Every line of the material is to be quoted verbatim, minus the pictures.

Supplied records:
____
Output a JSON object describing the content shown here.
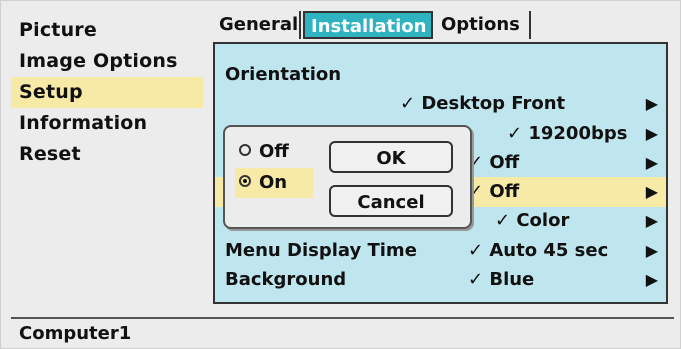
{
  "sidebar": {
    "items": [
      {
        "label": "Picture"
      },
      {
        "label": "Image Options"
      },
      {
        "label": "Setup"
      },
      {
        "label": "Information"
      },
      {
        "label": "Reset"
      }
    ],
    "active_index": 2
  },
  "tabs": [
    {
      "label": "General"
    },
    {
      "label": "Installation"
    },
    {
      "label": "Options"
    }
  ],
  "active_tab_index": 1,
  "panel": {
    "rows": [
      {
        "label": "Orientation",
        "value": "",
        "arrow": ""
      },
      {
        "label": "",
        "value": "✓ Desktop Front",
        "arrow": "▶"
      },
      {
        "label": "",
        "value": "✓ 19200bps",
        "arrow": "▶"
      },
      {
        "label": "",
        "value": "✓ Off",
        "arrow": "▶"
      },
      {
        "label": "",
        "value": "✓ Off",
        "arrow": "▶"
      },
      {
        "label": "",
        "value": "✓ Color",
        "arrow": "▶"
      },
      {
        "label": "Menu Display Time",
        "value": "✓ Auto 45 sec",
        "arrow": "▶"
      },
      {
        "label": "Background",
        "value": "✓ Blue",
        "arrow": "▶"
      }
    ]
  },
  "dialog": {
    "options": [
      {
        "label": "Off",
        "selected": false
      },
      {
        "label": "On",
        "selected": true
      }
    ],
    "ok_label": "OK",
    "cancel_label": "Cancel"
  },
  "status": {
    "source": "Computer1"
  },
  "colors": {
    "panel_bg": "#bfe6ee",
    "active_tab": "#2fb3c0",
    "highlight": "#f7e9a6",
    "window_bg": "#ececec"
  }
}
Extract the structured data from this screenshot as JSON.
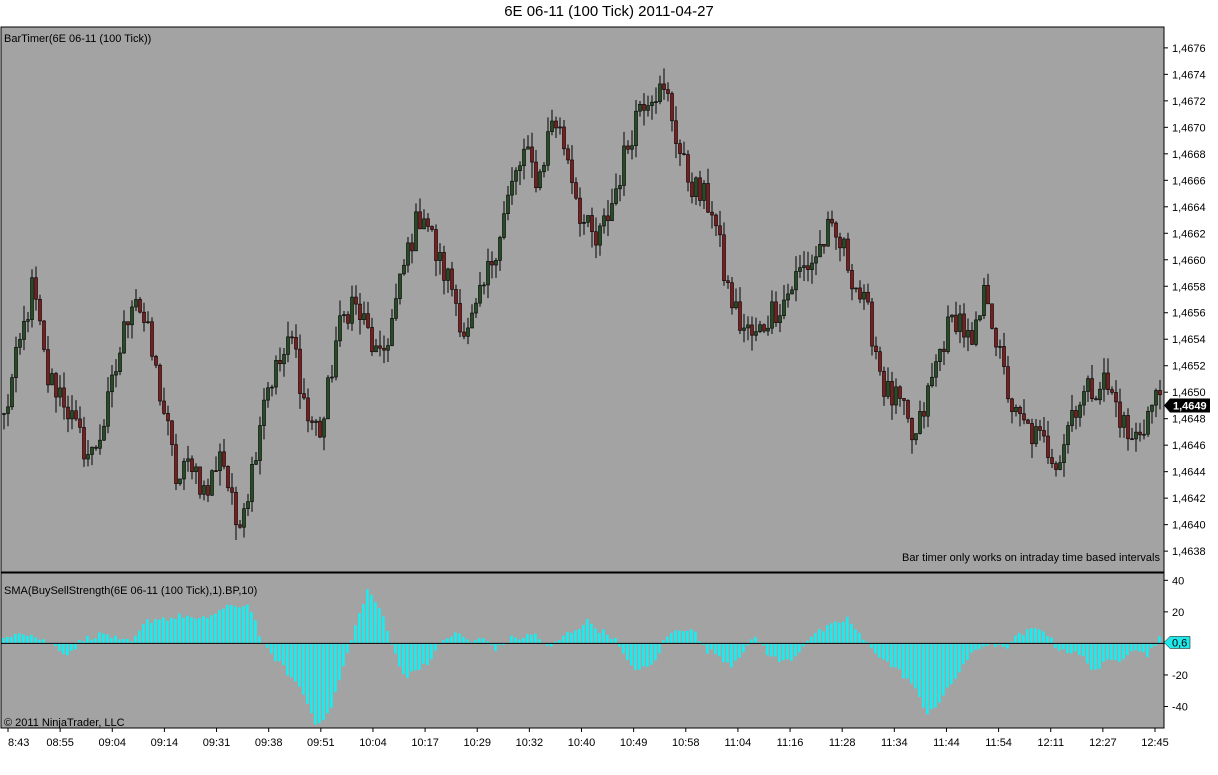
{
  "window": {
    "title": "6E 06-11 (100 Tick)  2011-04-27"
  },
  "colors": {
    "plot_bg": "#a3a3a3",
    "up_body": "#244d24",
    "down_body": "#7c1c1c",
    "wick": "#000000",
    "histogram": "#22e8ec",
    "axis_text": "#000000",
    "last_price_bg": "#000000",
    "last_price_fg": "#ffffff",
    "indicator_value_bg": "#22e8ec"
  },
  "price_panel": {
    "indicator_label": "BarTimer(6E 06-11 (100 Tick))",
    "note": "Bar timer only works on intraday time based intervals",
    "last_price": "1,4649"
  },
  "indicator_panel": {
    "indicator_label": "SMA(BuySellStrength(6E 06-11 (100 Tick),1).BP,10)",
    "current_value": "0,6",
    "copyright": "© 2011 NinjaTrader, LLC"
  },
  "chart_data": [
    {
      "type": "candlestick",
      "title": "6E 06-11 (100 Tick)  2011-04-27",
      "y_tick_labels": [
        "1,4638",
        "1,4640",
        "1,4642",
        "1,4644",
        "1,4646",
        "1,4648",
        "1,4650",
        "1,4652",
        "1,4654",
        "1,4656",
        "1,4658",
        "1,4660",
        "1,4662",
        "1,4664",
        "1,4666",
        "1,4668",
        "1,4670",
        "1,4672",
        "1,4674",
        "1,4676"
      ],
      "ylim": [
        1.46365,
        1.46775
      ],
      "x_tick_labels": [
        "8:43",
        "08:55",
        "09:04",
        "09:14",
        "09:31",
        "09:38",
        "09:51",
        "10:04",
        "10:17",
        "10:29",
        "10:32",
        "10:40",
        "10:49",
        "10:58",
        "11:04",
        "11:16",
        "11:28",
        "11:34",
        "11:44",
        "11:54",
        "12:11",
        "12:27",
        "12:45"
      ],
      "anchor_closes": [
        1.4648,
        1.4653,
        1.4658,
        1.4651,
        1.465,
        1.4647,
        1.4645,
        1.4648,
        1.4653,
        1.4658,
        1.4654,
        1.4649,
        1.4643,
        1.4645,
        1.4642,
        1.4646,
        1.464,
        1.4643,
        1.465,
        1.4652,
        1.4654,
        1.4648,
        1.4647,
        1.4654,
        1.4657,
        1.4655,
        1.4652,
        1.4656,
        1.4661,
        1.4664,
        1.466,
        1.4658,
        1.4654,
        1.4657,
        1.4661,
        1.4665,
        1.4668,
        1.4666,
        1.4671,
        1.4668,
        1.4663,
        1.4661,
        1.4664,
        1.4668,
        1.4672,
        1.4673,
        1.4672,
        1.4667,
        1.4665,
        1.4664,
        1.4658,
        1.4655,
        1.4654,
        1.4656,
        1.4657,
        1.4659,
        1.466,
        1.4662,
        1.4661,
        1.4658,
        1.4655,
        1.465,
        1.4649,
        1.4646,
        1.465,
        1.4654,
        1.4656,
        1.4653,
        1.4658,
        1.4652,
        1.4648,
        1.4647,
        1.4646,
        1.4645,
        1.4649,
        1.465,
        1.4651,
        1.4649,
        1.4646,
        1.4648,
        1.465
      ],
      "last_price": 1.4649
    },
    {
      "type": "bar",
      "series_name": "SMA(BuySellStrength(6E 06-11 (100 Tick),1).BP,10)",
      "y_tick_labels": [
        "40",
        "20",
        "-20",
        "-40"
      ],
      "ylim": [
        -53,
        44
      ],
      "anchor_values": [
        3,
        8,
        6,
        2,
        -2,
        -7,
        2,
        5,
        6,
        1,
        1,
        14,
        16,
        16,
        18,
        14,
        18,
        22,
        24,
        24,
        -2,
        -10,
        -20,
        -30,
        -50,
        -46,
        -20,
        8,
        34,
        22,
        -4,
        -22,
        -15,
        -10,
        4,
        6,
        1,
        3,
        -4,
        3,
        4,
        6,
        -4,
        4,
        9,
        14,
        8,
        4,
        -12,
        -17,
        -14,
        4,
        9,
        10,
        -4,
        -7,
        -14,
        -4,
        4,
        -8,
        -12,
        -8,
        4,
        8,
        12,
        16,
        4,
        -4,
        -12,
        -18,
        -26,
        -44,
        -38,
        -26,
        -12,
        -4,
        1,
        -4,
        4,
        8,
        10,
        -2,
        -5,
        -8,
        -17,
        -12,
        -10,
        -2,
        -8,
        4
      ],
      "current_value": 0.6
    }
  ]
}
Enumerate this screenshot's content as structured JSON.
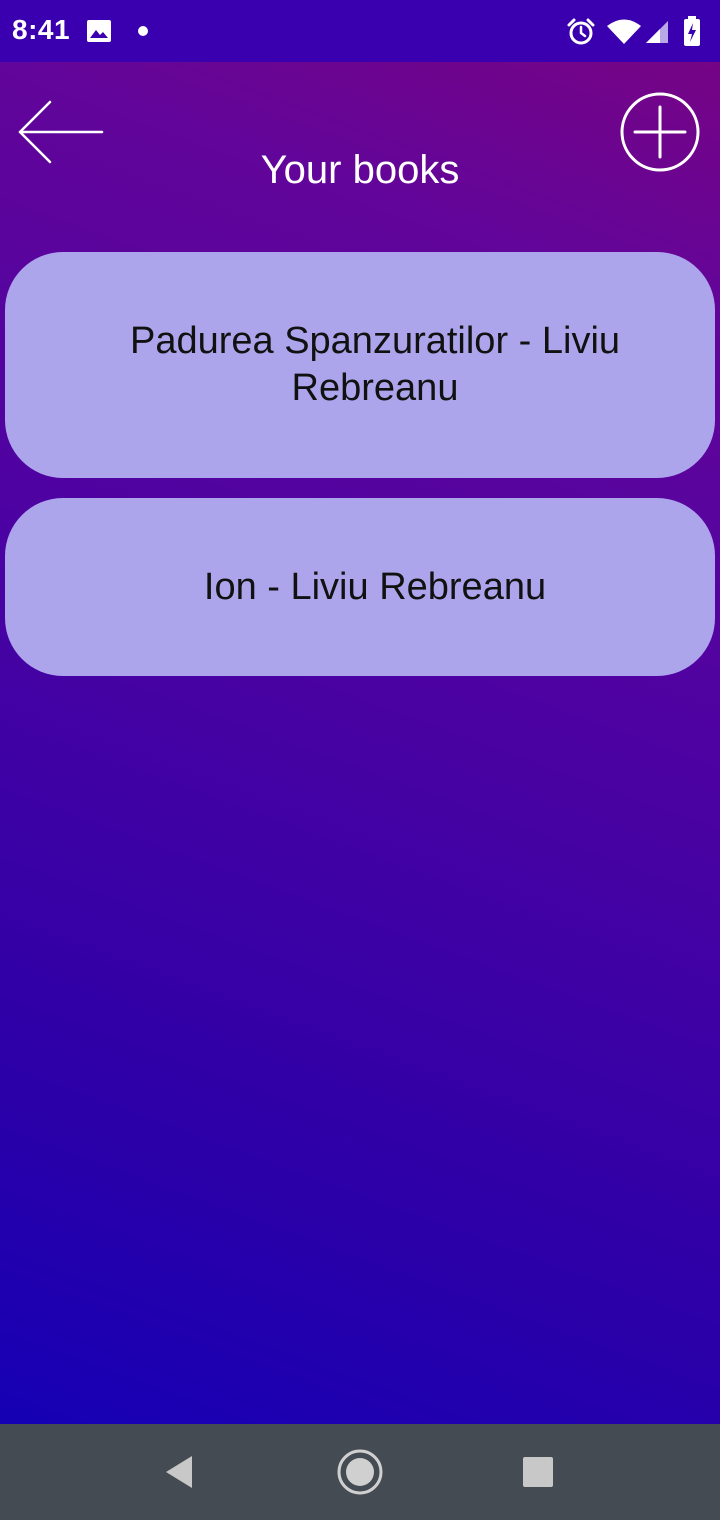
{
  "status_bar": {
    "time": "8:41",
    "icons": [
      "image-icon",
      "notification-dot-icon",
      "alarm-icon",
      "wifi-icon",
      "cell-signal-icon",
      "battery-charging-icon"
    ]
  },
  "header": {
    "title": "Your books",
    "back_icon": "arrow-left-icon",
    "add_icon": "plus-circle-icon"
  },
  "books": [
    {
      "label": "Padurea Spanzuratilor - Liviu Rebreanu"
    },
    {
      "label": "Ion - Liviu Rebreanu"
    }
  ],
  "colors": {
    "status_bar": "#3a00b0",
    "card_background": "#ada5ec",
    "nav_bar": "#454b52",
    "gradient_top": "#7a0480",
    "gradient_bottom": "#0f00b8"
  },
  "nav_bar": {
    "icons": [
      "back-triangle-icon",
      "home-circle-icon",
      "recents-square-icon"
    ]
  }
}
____
Written solution:
Output a JSON object describing the content shown here.
{
  "sidebar": {
    "items": [
      {
        "label": "Picture"
      },
      {
        "label": "Image Options"
      },
      {
        "label": "Setup"
      },
      {
        "label": "Information"
      },
      {
        "label": "Reset"
      }
    ],
    "active_index": 2
  },
  "tabs": [
    {
      "label": "General"
    },
    {
      "label": "Installation"
    },
    {
      "label": "Options"
    }
  ],
  "active_tab_index": 1,
  "panel": {
    "rows": [
      {
        "label": "Orientation",
        "value": "",
        "arrow": ""
      },
      {
        "label": "",
        "value": "✓ Desktop Front",
        "arrow": "▶"
      },
      {
        "label": "",
        "value": "✓ 19200bps",
        "arrow": "▶"
      },
      {
        "label": "",
        "value": "✓ Off",
        "arrow": "▶"
      },
      {
        "label": "",
        "value": "✓ Off",
        "arrow": "▶"
      },
      {
        "label": "",
        "value": "✓ Color",
        "arrow": "▶"
      },
      {
        "label": "Menu Display Time",
        "value": "✓ Auto 45 sec",
        "arrow": "▶"
      },
      {
        "label": "Background",
        "value": "✓ Blue",
        "arrow": "▶"
      }
    ]
  },
  "dialog": {
    "options": [
      {
        "label": "Off",
        "selected": false
      },
      {
        "label": "On",
        "selected": true
      }
    ],
    "ok_label": "OK",
    "cancel_label": "Cancel"
  },
  "status": {
    "source": "Computer1"
  },
  "colors": {
    "panel_bg": "#bfe6ee",
    "active_tab": "#2fb3c0",
    "highlight": "#f7e9a6",
    "window_bg": "#ececec"
  }
}
Extract the structured data from this screenshot as JSON.
{
  "window": {
    "title": "6E 06-11 (100 Tick)  2011-04-27"
  },
  "colors": {
    "plot_bg": "#a3a3a3",
    "up_body": "#244d24",
    "down_body": "#7c1c1c",
    "wick": "#000000",
    "histogram": "#22e8ec",
    "axis_text": "#000000",
    "last_price_bg": "#000000",
    "last_price_fg": "#ffffff",
    "indicator_value_bg": "#22e8ec"
  },
  "price_panel": {
    "indicator_label": "BarTimer(6E 06-11 (100 Tick))",
    "note": "Bar timer only works on intraday time based intervals",
    "last_price": "1,4649"
  },
  "indicator_panel": {
    "indicator_label": "SMA(BuySellStrength(6E 06-11 (100 Tick),1).BP,10)",
    "current_value": "0,6",
    "copyright": "© 2011 NinjaTrader, LLC"
  },
  "chart_data": [
    {
      "type": "candlestick",
      "title": "6E 06-11 (100 Tick)  2011-04-27",
      "y_tick_labels": [
        "1,4638",
        "1,4640",
        "1,4642",
        "1,4644",
        "1,4646",
        "1,4648",
        "1,4650",
        "1,4652",
        "1,4654",
        "1,4656",
        "1,4658",
        "1,4660",
        "1,4662",
        "1,4664",
        "1,4666",
        "1,4668",
        "1,4670",
        "1,4672",
        "1,4674",
        "1,4676"
      ],
      "ylim": [
        1.46365,
        1.46775
      ],
      "x_tick_labels": [
        "8:43",
        "08:55",
        "09:04",
        "09:14",
        "09:31",
        "09:38",
        "09:51",
        "10:04",
        "10:17",
        "10:29",
        "10:32",
        "10:40",
        "10:49",
        "10:58",
        "11:04",
        "11:16",
        "11:28",
        "11:34",
        "11:44",
        "11:54",
        "12:11",
        "12:27",
        "12:45"
      ],
      "anchor_closes": [
        1.4648,
        1.4653,
        1.4658,
        1.4651,
        1.465,
        1.4647,
        1.4645,
        1.4648,
        1.4653,
        1.4658,
        1.4654,
        1.4649,
        1.4643,
        1.4645,
        1.4642,
        1.4646,
        1.464,
        1.4643,
        1.465,
        1.4652,
        1.4654,
        1.4648,
        1.4647,
        1.4654,
        1.4657,
        1.4655,
        1.4652,
        1.4656,
        1.4661,
        1.4664,
        1.466,
        1.4658,
        1.4654,
        1.4657,
        1.4661,
        1.4665,
        1.4668,
        1.4666,
        1.4671,
        1.4668,
        1.4663,
        1.4661,
        1.4664,
        1.4668,
        1.4672,
        1.4673,
        1.4672,
        1.4667,
        1.4665,
        1.4664,
        1.4658,
        1.4655,
        1.4654,
        1.4656,
        1.4657,
        1.4659,
        1.466,
        1.4662,
        1.4661,
        1.4658,
        1.4655,
        1.465,
        1.4649,
        1.4646,
        1.465,
        1.4654,
        1.4656,
        1.4653,
        1.4658,
        1.4652,
        1.4648,
        1.4647,
        1.4646,
        1.4645,
        1.4649,
        1.465,
        1.4651,
        1.4649,
        1.4646,
        1.4648,
        1.465
      ],
      "last_price": 1.4649
    },
    {
      "type": "bar",
      "series_name": "SMA(BuySellStrength(6E 06-11 (100 Tick),1).BP,10)",
      "y_tick_labels": [
        "40",
        "20",
        "-20",
        "-40"
      ],
      "ylim": [
        -53,
        44
      ],
      "anchor_values": [
        3,
        8,
        6,
        2,
        -2,
        -7,
        2,
        5,
        6,
        1,
        1,
        14,
        16,
        16,
        18,
        14,
        18,
        22,
        24,
        24,
        -2,
        -10,
        -20,
        -30,
        -50,
        -46,
        -20,
        8,
        34,
        22,
        -4,
        -22,
        -15,
        -10,
        4,
        6,
        1,
        3,
        -4,
        3,
        4,
        6,
        -4,
        4,
        9,
        14,
        8,
        4,
        -12,
        -17,
        -14,
        4,
        9,
        10,
        -4,
        -7,
        -14,
        -4,
        4,
        -8,
        -12,
        -8,
        4,
        8,
        12,
        16,
        4,
        -4,
        -12,
        -18,
        -26,
        -44,
        -38,
        -26,
        -12,
        -4,
        1,
        -4,
        4,
        8,
        10,
        -2,
        -5,
        -8,
        -17,
        -12,
        -10,
        -2,
        -8,
        4
      ],
      "current_value": 0.6
    }
  ]
}
Enumerate this screenshot's content as structured JSON.
{
  "status_bar": {
    "time": "8:41",
    "icons": [
      "image-icon",
      "notification-dot-icon",
      "alarm-icon",
      "wifi-icon",
      "cell-signal-icon",
      "battery-charging-icon"
    ]
  },
  "header": {
    "title": "Your books",
    "back_icon": "arrow-left-icon",
    "add_icon": "plus-circle-icon"
  },
  "books": [
    {
      "label": "Padurea Spanzuratilor - Liviu Rebreanu"
    },
    {
      "label": "Ion - Liviu Rebreanu"
    }
  ],
  "colors": {
    "status_bar": "#3a00b0",
    "card_background": "#ada5ec",
    "nav_bar": "#454b52",
    "gradient_top": "#7a0480",
    "gradient_bottom": "#0f00b8"
  },
  "nav_bar": {
    "icons": [
      "back-triangle-icon",
      "home-circle-icon",
      "recents-square-icon"
    ]
  }
}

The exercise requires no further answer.